In years past, MoDo spared no venom for George W. Bush’s expansive approach to presidential power. Like most liberals, she seemed to think that the influence of neoconservative ideologues was the only possible reason for that approach.
In his 2007 book The Terror Presidency, however, former Bush official Jack Goldsmith explains that the Bush team’s power grab was driven by their fear that the public would hold them “wholly responsible” for any terrorist strike. “Since the president would be blamed for the next homeland attack,” he had to have the power “to do what he deemed necessary to stop it,” even if that required ignoring valid statutes restricting torture and wiretapping.
Last year, some conservatives had second thoughts about unrestrained presidential surveillance when they saw the infamous Department of Homeland Security memo about monitoring states’ rights activists and pro‐lifers. They were right to worry, given how liberal presidents used to abuse their surveillance powers in the name of national security — with JFK wiretapping conservative journalists and chief executive officers, and LBJ bugging his 1964 opponent Barry Goldwater’s campaign plane.
Anyone who demands near‐perfect protection from terrorism shouldn’t be heard to complain about the erosion of civil liberties. Likewise, conservatives who sow panic about failed attacks should stop railing against Transportation Security Administration intrusiveness, because they’re helping drive the process. Indeed, there’s a hint of Dowd’s Daddyism in GOP Rep. Peter King’s suggestion that if the president would just talk tougher, bureaucratic systems would magically improve.

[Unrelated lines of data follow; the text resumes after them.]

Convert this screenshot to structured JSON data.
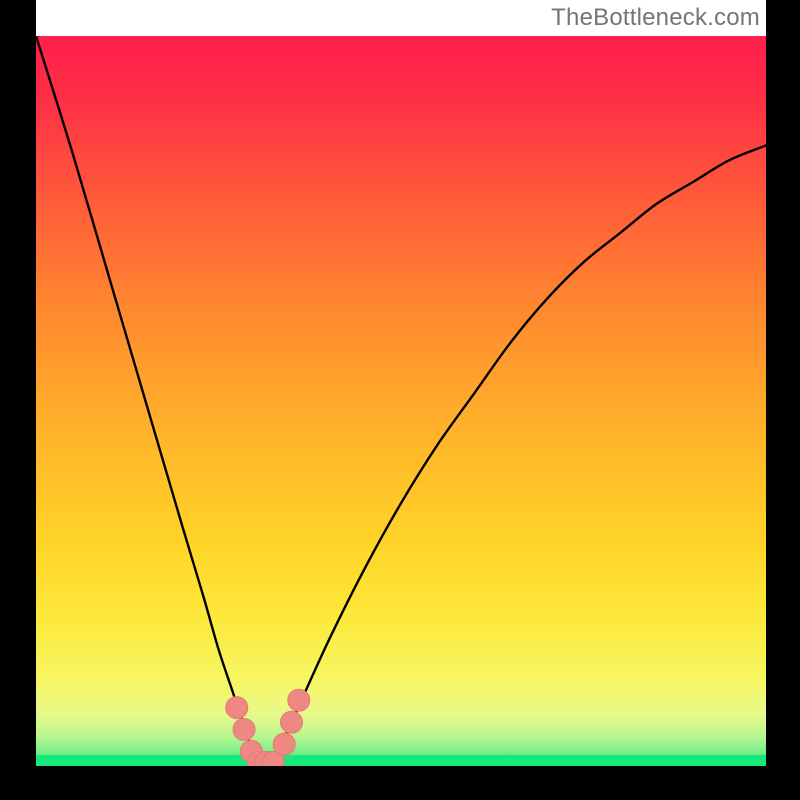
{
  "attribution": "TheBottleneck.com",
  "colors": {
    "frame": "#000000",
    "attribution_bg": "#ffffff",
    "attribution_text": "#757575",
    "curve": "#000000",
    "marker_fill": "#ef8783",
    "marker_stroke": "#e77874",
    "floor": "#17e87a"
  },
  "chart_data": {
    "type": "line",
    "title": "",
    "xlabel": "",
    "ylabel": "",
    "xlim": [
      0,
      100
    ],
    "ylim": [
      0,
      100
    ],
    "grid": false,
    "legend": false,
    "series": [
      {
        "name": "bottleneck-curve",
        "x": [
          0,
          5,
          10,
          15,
          20,
          23,
          25,
          27,
          29,
          30,
          31,
          33,
          35,
          40,
          45,
          50,
          55,
          60,
          65,
          70,
          75,
          80,
          85,
          90,
          95,
          100
        ],
        "values": [
          100,
          84,
          67,
          50,
          33,
          23,
          16,
          10,
          4,
          1,
          0,
          2,
          6,
          17,
          27,
          36,
          44,
          51,
          58,
          64,
          69,
          73,
          77,
          80,
          83,
          85
        ]
      }
    ],
    "annotations": {
      "name": "near-min-markers",
      "points": [
        {
          "x": 27.5,
          "y": 8
        },
        {
          "x": 28.5,
          "y": 5
        },
        {
          "x": 29.5,
          "y": 2
        },
        {
          "x": 30.5,
          "y": 0.5
        },
        {
          "x": 31.5,
          "y": 0.5
        },
        {
          "x": 32.5,
          "y": 0.5
        },
        {
          "x": 34.0,
          "y": 3
        },
        {
          "x": 35.0,
          "y": 6
        },
        {
          "x": 36.0,
          "y": 9
        }
      ]
    },
    "floor_band_y": 1.5
  }
}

Terrorism’s a sensitive subject, so let’s be clear: I’m not suggesting that anyone who criticizes the federal government’s handling of the underwear bomber has fallen prey to Daddyism.
There’s nothing wrong with blaming Obama’s DHS for significant mistakes that led to a harrowing near‐miss. Nor am I counseling complacency about the terrorist threat.

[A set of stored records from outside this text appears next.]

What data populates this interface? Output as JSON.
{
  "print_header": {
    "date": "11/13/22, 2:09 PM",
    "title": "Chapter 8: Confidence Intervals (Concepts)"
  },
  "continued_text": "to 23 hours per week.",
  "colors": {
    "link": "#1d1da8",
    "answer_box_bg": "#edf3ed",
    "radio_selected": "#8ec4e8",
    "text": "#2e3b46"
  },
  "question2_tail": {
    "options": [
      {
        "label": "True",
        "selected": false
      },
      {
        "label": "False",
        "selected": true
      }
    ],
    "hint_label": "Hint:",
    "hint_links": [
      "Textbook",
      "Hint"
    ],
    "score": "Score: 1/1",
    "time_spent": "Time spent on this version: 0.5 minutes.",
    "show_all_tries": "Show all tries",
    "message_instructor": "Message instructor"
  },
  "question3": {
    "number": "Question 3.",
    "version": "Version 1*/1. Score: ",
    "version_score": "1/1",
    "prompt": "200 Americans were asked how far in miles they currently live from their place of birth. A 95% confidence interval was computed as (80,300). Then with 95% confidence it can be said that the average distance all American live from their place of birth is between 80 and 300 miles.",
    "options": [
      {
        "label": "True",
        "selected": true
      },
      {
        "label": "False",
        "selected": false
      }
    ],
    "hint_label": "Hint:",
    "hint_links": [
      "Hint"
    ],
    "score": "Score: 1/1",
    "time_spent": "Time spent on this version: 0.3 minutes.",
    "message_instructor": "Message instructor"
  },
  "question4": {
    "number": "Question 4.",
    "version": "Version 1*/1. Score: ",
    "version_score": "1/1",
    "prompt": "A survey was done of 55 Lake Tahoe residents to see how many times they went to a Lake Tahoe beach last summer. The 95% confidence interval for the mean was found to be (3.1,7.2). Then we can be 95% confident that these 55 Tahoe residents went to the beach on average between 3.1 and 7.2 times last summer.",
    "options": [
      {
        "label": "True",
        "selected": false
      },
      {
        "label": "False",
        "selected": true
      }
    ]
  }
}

But since terrorists seek overreaction, we deny them a victory when we keep our nerve. MoDo invokes Star Trek’s Spock to make the point that “it’s not OK to be cool about national security.”

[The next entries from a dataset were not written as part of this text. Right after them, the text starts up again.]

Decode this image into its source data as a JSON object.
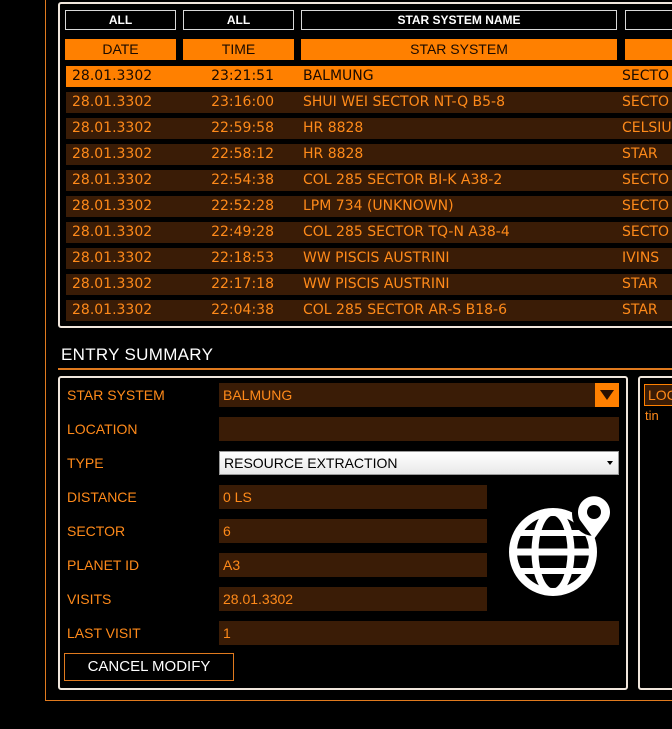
{
  "filters": [
    "ALL",
    "ALL",
    "STAR SYSTEM NAME",
    ""
  ],
  "columns": [
    "DATE",
    "TIME",
    "STAR SYSTEM",
    ""
  ],
  "rows": [
    {
      "date": "28.01.3302",
      "time": "23:21:51",
      "system": "BALMUNG",
      "loc": "SECTO",
      "selected": true
    },
    {
      "date": "28.01.3302",
      "time": "23:16:00",
      "system": "SHUI WEI SECTOR NT-Q B5-8",
      "loc": "SECTO",
      "selected": false
    },
    {
      "date": "28.01.3302",
      "time": "22:59:58",
      "system": "HR 8828",
      "loc": "CELSIU",
      "selected": false
    },
    {
      "date": "28.01.3302",
      "time": "22:58:12",
      "system": "HR 8828",
      "loc": "STAR",
      "selected": false
    },
    {
      "date": "28.01.3302",
      "time": "22:54:38",
      "system": "COL 285 SECTOR BI-K A38-2",
      "loc": "SECTO",
      "selected": false
    },
    {
      "date": "28.01.3302",
      "time": "22:52:28",
      "system": "LPM 734 (UNKNOWN)",
      "loc": "SECTO",
      "selected": false
    },
    {
      "date": "28.01.3302",
      "time": "22:49:28",
      "system": "COL 285 SECTOR TQ-N A38-4",
      "loc": "SECTO",
      "selected": false
    },
    {
      "date": "28.01.3302",
      "time": "22:18:53",
      "system": "WW PISCIS AUSTRINI",
      "loc": "IVINS",
      "selected": false
    },
    {
      "date": "28.01.3302",
      "time": "22:17:18",
      "system": "WW PISCIS AUSTRINI",
      "loc": "STAR",
      "selected": false
    },
    {
      "date": "28.01.3302",
      "time": "22:04:38",
      "system": "COL 285 SECTOR AR-S B18-6",
      "loc": "STAR",
      "selected": false
    }
  ],
  "summary": {
    "title": "ENTRY SUMMARY",
    "labels": {
      "star_system": "STAR SYSTEM",
      "location": "LOCATION",
      "type": "TYPE",
      "distance": "DISTANCE",
      "sector": "SECTOR",
      "planet_id": "PLANET ID",
      "visits": "VISITS",
      "last_visit": "LAST VISIT"
    },
    "values": {
      "star_system": "BALMUNG",
      "location": "",
      "type": "RESOURCE EXTRACTION",
      "distance": "0 LS",
      "sector": "6",
      "planet_id": "A3",
      "visits": "28.01.3302",
      "last_visit": "1"
    },
    "cancel_label": "CANCEL MODIFY"
  },
  "right_panel": {
    "tag": "LOC",
    "note": "tin"
  },
  "colors": {
    "accent": "#ff8000",
    "text": "#ff8a1a",
    "row_bg": "#3a1c06",
    "background": "#000000"
  },
  "icons": {
    "globe": "globe-location-icon",
    "dropdown": "chevron-down-icon"
  }
}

It is something we need to be vigilant about, but if and when al Qaeda succeeds again, it won’t prove our Constitution is a “suicide pact.” We live in an open society of 300 million people and you can’t eliminate risk without striking at that openness.
In his Jan. 1 column, neoconservative David Brooks — of all people — argued that “a mature nation” responds to terrorism with “a little resiliency, an awareness that human systems fail and bad things will happen and we don’t have to lose our heads every time they do.”
And the conservative Wall Street Journal recently published an op‐ed arguing that the failed attack shows al Qaeda to be “incapacitated” and “hapless,” dependent on “the sizable damage we inflict on ourselves” when we panic. The answer, per another recent WSJ piece, is “a little intelligence and a few drops of courage,” and the recognition that “of all the risks we confront in America every day,” terrorism is a comparatively minor one.
Does this represent the beginnings of an outbreak of good sense on the right? Let’s hope so.
Republicans sometimes call themselves the “Daddy Party.” But what the country needs now is an adult conversation about terrorism.